The picture doesn't really get hold of the core of it
The mother was blind, one of her sons was a clergyman and the other, a younger man, was impulsive and not yet grown into his character. Both love the same girl, a neighbor, and the younger man elopes with her and then deserts her. This is a dignified situation, one that handled by a skillful novelist or dramatist would make a great book or drama. One feels that the picture (effective as it is) doesn't really get hold of the core of it. The situation is pictured fairly clearly, but something of the resultant emotion is lost due to its not being absolutely clear. However, as much as we get of it, we are thankful for, and it makes an acceptable picture. The clergyman is played by Arthur Johnson, the girl by Florence Lawrence, and the younger brother by Albert McGovern. The scene where the younger brother abandons his wife is pictured by both well. The scene where the younger brother tells the clergyman that he has tired of his wife and left her is made significant by Johnson. A small boy has an important part in the scenes of the reconciliation after the wife has come back to the village with her baby. It would have been better if this boy had been given a place in the picture before he was actually needed, his presence would have been taken more as a matter of course. - The Moving Picture World, August 26, 1911
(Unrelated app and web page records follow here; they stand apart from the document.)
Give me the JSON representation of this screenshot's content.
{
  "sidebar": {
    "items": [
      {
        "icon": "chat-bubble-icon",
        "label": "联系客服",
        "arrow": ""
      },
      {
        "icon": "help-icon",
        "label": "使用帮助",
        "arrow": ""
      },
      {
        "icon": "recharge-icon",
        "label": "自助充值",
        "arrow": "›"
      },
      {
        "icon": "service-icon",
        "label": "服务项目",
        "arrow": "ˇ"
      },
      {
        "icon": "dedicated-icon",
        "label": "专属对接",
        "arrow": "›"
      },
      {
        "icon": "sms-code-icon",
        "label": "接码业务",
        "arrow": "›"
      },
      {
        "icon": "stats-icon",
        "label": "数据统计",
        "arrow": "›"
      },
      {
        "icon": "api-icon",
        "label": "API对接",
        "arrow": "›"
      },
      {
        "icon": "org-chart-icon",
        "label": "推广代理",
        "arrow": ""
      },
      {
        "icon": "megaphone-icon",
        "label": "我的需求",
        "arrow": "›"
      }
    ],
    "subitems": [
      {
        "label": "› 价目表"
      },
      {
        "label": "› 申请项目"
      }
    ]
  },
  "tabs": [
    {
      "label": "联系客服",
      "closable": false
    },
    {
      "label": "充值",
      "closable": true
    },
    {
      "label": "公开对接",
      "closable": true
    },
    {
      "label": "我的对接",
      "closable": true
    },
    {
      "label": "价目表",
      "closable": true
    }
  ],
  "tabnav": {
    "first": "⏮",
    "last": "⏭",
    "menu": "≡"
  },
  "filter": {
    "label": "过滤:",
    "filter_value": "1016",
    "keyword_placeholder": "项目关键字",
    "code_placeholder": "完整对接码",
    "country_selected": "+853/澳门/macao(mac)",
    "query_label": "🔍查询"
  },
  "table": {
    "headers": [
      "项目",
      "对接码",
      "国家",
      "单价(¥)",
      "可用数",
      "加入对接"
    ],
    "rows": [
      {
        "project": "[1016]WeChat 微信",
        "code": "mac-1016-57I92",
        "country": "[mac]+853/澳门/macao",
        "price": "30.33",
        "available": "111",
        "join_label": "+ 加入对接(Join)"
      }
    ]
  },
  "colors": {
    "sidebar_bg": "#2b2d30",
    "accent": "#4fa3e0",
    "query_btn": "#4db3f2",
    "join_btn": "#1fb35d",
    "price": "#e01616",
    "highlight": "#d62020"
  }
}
0 of 0 people found this review helpful.
Was this review helpful to you?
| Report this